That is not to say that the flight went perfectly well. Thirteen anomalies, or “funnies,” have been detected during Orion’s cruise so far, mission team members said Friday.
One of those problems was a set of erratic readings from Orion’s star trackers, which the capsule uses to navigate. This initially puzzled the team, but they eventually determined that the trackers were being dazzled by the glow of Orion’s thrusters during the burns. With the cause identified, the team has been able to resolve the issue, as they have the other 12 fun ones, which were all minor glitches.
The problems may be more serious for some of the 10 cubesats that were launched on Artemis 1 as rideshare payloads. While all deployed from the SLS upper stage as planned, only five are now behaving as expected, Artemis 1 mission manager Mike Sarafin said during the briefing.
ArgoMoon, BioSentinel, Equuleus, LunaH-Map and OMOTENASHI “are on track for success,” Sarafin said.
The other five, which are LunIR, Lunar IceCube, NEA Scout, CuSP and Team Miles, “have encountered technical problems after implementation or had intermittent communications or, in one case, failed to acquire a signal with the communication asset they had.” “. I had planned,” she added.
However, Sarafin stressed that he and other members of the Artemis 1 team do not have the best or most up-to-date information on the cubesats, which are independent spacecraft operated by a variety of different groups. OMOTENASHI, for example, is a tiny Japanese probe that aims to drop a 2.2-pound (1-kilogram) lander onto the lunar surface.
Sarafin also revealed that Artemis 1’s mobile launch tower was damaged a bit by the SLS, the the most powerful rocket ever successfully launched.
For example, pressure waves generated by the SLS’s 8.8 million-pound thrust blew out the blast doors of the tower’s elevators during liftoff on Wednesday, which was the first ever for the giant rocket. (Orion had one flight to its credit before Artemis 1, a 2014 test flight to Earth orbit on a United Launch Alliance Delta IV heavy rocket.)
That’s not exactly a surprise; the team expected the tower to be beaten up by the SLS, Sarafin said. The technicians have not yet been able to fully assess the condition of the launch tower, but they are working on it.
“The team is proceeding with an abundance of caution to get full system status for the mobile launcher, and they are working to get past it,” Sarafin said.
If all goes to plan with Monday’s flyby burn, Orion will prepare for another crucial engine burn on November 25. That will insert the capsule into a lunar distant retrograde orbit, which will take Orion to within 40,000 miles (64,000 km) of the moon’s surface.
The capsule will remain in that orbit until December 1, when it will perform another burn to guide it toward Earth. Orion will drop gently under parachutes on December 11 in the Pacific Ocean off the California coast, if all goes to plan.

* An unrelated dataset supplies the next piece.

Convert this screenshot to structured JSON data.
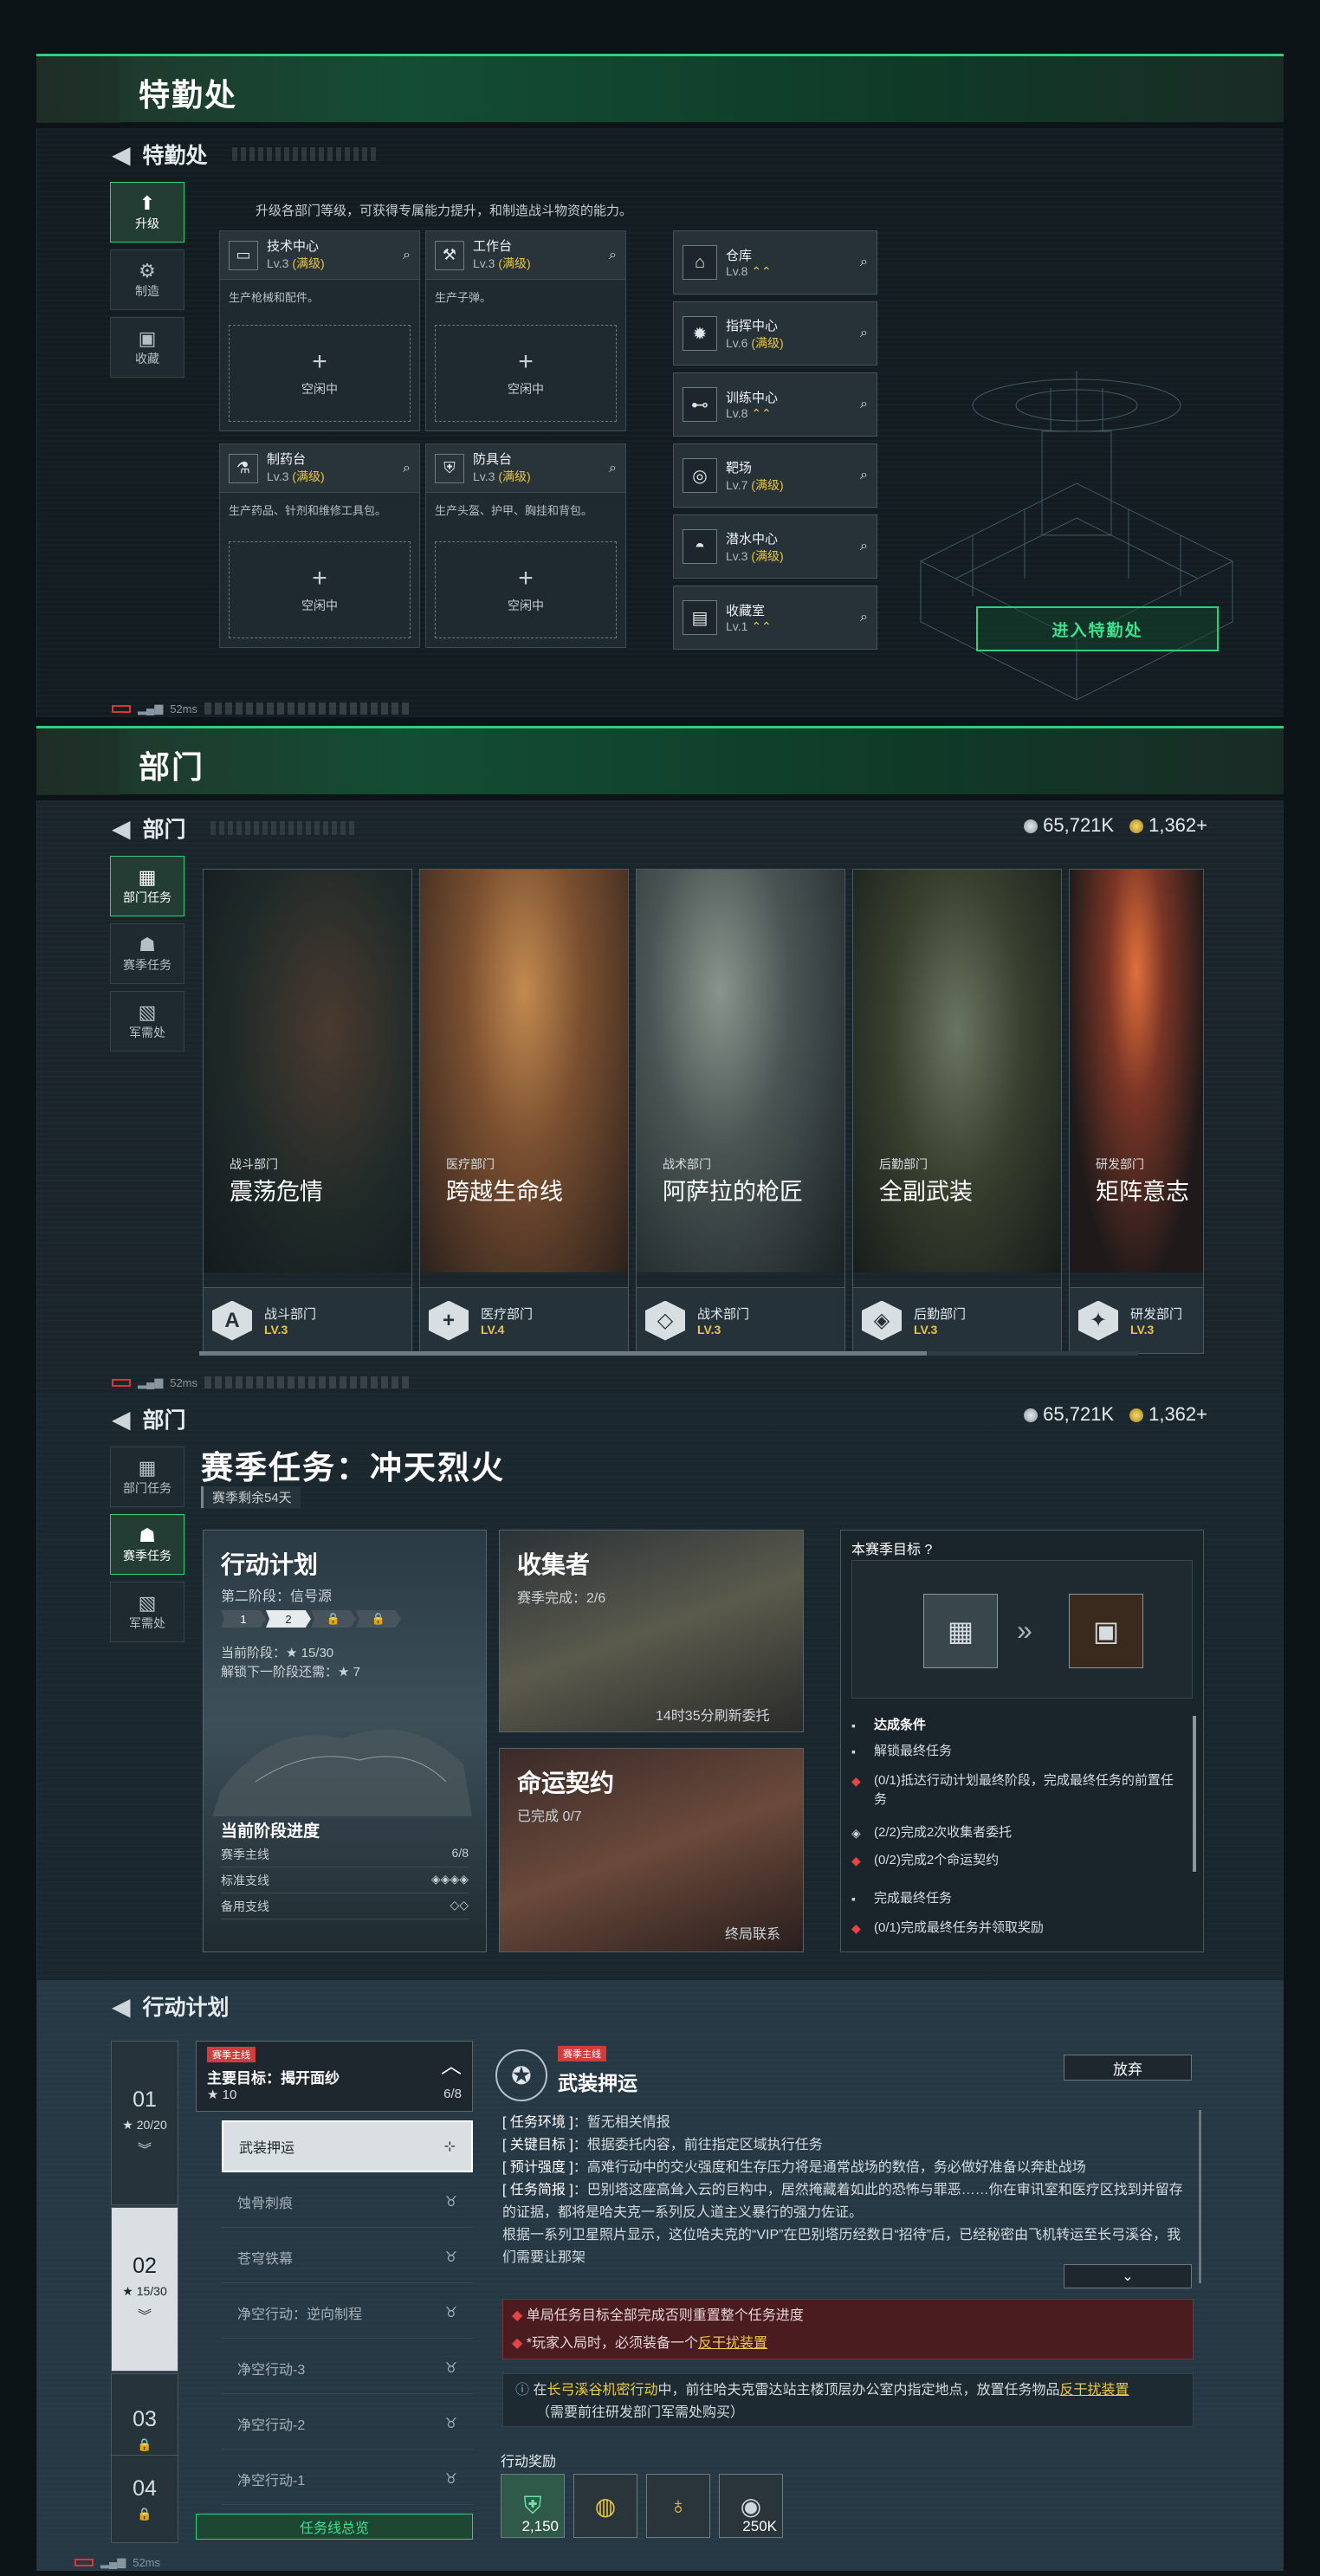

Mike Wall is the author of “out there (opens in a new tab)(Grand Central Publishing, 2018; Illustrated by Karl Tate), a book about the search for extraterrestrial life. Follow him on Twitter @migueldwall (opens in a new tab). Follow us on Twitter @Espaciodotcom (opens in a new tab) either Facebook (opens in a new tab).